The investigation into the New Georgia Project began in early May, when local registrars started reporting to the Secretary of State’s Elections Division that voters had complained of intimidation and that documents turned in by the group appeared suspicious. In all, officials in 13 counties so far — from Effingham and Toombs in the southeast to Coweta and Gwinnett in the northwest — have submitted suspicious documents to state investigators.
Since Secretary of State Brian Kemp is a Republican, Democrats and officials of the New Georgia Project have alleged in the media that the investigation is a GOP attempt at minority voter suppression. But many of the complaints that triggered the probe originated in Democrat-controlled counties like Muscogee, DeKalb and Fulton. ...
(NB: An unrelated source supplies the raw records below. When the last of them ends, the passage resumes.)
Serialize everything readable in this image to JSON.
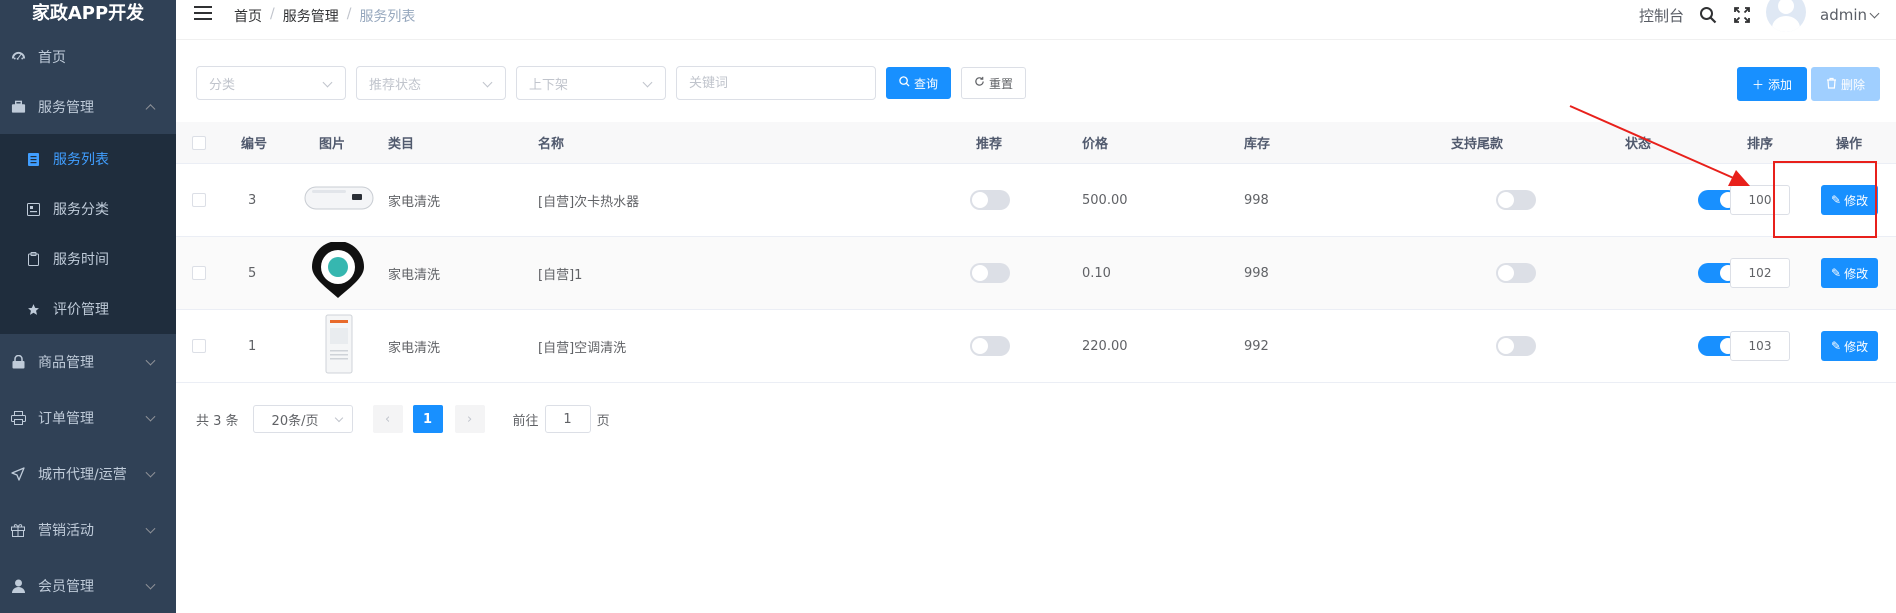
{
  "sidebar": {
    "logo": "家政APP开发",
    "items": [
      {
        "label": "首页",
        "icon": "dashboard-icon"
      },
      {
        "label": "服务管理",
        "icon": "briefcase-icon",
        "expanded": true,
        "children": [
          {
            "label": "服务列表",
            "icon": "list-icon",
            "active": true
          },
          {
            "label": "服务分类",
            "icon": "category-icon"
          },
          {
            "label": "服务时间",
            "icon": "clipboard-icon"
          },
          {
            "label": "评价管理",
            "icon": "star-icon"
          }
        ]
      },
      {
        "label": "商品管理",
        "icon": "lock-icon"
      },
      {
        "label": "订单管理",
        "icon": "printer-icon"
      },
      {
        "label": "城市代理/运营",
        "icon": "location-arrow-icon"
      },
      {
        "label": "营销活动",
        "icon": "gift-icon"
      },
      {
        "label": "会员管理",
        "icon": "user-icon"
      }
    ]
  },
  "navbar": {
    "breadcrumb": [
      "首页",
      "服务管理",
      "服务列表"
    ],
    "console": "控制台",
    "username": "admin"
  },
  "filters": {
    "category_placeholder": "分类",
    "recommend_placeholder": "推荐状态",
    "shelf_placeholder": "上下架",
    "keyword_placeholder": "关键词",
    "search_label": "查询",
    "reset_label": "重置"
  },
  "actions": {
    "add_label": "添加",
    "delete_label": "删除"
  },
  "table": {
    "headers": {
      "id": "编号",
      "image": "图片",
      "category": "类目",
      "name": "名称",
      "recommend": "推荐",
      "price": "价格",
      "stock": "库存",
      "tail": "支持尾款",
      "status": "状态",
      "sort": "排序",
      "ops": "操作"
    },
    "rows": [
      {
        "id": "3",
        "category": "家电清洗",
        "name": "[自营]次卡热水器",
        "recommend": false,
        "price": "500.00",
        "stock": "998",
        "tail": false,
        "status": true,
        "sort": "100",
        "edit": "修改"
      },
      {
        "id": "5",
        "category": "家电清洗",
        "name": "[自营]1",
        "recommend": false,
        "price": "0.10",
        "stock": "998",
        "tail": false,
        "status": true,
        "sort": "102",
        "edit": "修改"
      },
      {
        "id": "1",
        "category": "家电清洗",
        "name": "[自营]空调清洗",
        "recommend": false,
        "price": "220.00",
        "stock": "992",
        "tail": false,
        "status": true,
        "sort": "103",
        "edit": "修改"
      }
    ]
  },
  "pagination": {
    "total": "共 3 条",
    "page_size": "20条/页",
    "current": "1",
    "goto_prefix": "前往",
    "goto_value": "1",
    "goto_suffix": "页"
  },
  "colors": {
    "sidebar_bg": "#304156",
    "submenu_bg": "#1f2d3d",
    "primary": "#1890ff",
    "annotation": "#e8201b"
  }
}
Because one of New Georgia’s leaders is state Rep. Stacey Abrams, an advisor to Michelle Nunn’s campaign for the U.S. Senate and the state House Democratic leader, at least one GOP operative has said repeatedly that Nunn is tied to the scandal.
“Michelle Nunn’s direct ties to the state voter registration fraud investigation run deep,” said Leslie Shedd, spokeswoman for the Georgia Republican Party’s Georgia Victory initiative.
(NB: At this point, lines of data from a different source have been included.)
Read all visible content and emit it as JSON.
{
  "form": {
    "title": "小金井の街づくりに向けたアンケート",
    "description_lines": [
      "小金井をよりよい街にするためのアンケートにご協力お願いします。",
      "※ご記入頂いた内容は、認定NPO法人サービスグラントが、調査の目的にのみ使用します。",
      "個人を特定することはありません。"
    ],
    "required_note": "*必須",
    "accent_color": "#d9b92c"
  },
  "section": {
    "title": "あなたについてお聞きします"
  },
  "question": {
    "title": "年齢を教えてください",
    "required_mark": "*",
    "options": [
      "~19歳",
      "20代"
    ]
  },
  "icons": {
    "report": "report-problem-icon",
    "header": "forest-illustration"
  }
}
But no direct evidence of Nunn’s involvement has surfaced other than her association with Abrams. Nunn’s campaign has its own voter-registration effort in conjunction with the Democratic Party of Georgia and Jason Carter’s campaign for governor.
Neither side is not above political gamesmanship, according to Kerwin Swint, a former political operative who is now a political science professor at Kennesaw State University.
“Both parties are trying to position themselves to win the turnout game,” he said.
Kemp, like other Republicans, is trying to counter registration gains Democrats have made in recent years, Swint said.
“Stacey Abrams claims her efforts are nonpartisan, though they are clearly partisan. They are trying to register as many Democrats as possible,” he said. “Brian Kemp claims he is simply trying to uphold the law, yet there is no doubt his efforts also have a partisan intent.” ...
Michelle Nunn can come across as a “lightweight,” “too liberal,” not a “real Georgian.” While she served as CEO for the Points of Light Foundation, the organization gave grants to “inmates” and “terrorists.” And her Senate campaign must feature images of her and her family “in rural settings with rural-oriented imagery” because the Atlanta-based candidate will struggle to connect with rural voters.
These may sound like attacks from the Senate candidate’s Republican rival, but in fact, those are a few of the concerns expressed in her own campaign plan, which sources say was posted online briefly in December and appears to have been drafted earlier that month. Drawing on the insights of Democratic pollsters, strategists, fundraisers, and consultants, the document contains a series of memos addressed to Nunn and her senior advisers.
From all appearances, the document was intended to remain confidential. It outlines the challenges inherent in getting Nunn, who grew up mostly in Bethesda, Md., elected to the Senate in a state with a large rural population. Her father, Sam Nunn, was elected to the Senate when she was six, and Michelle Nunn attended Washington’s prestigious National Cathedral School and then the University of Virginia and Harvard’s Kennedy School of Government before returning to Georgia to do nonprofit work and, now, to seek higher office.
The documents reveal the campaign’s most sensitive calculations. Much of the strategizing in the Georgia contest, as is typical in southern politics, revolves around race. ...
To compensate for her difficulties with rural white voters, Nunn’s strategists emphasize the need to turn out blacks and Hispanics. “They know that in order to have a chance of winning, they’ve got to change the turnout from what it would ordinarily be in a midterm election,” Kerwin Swint, a professor of politics at Atlanta’s Kennesaw State University, said, when asked about the document’s conclusions. ...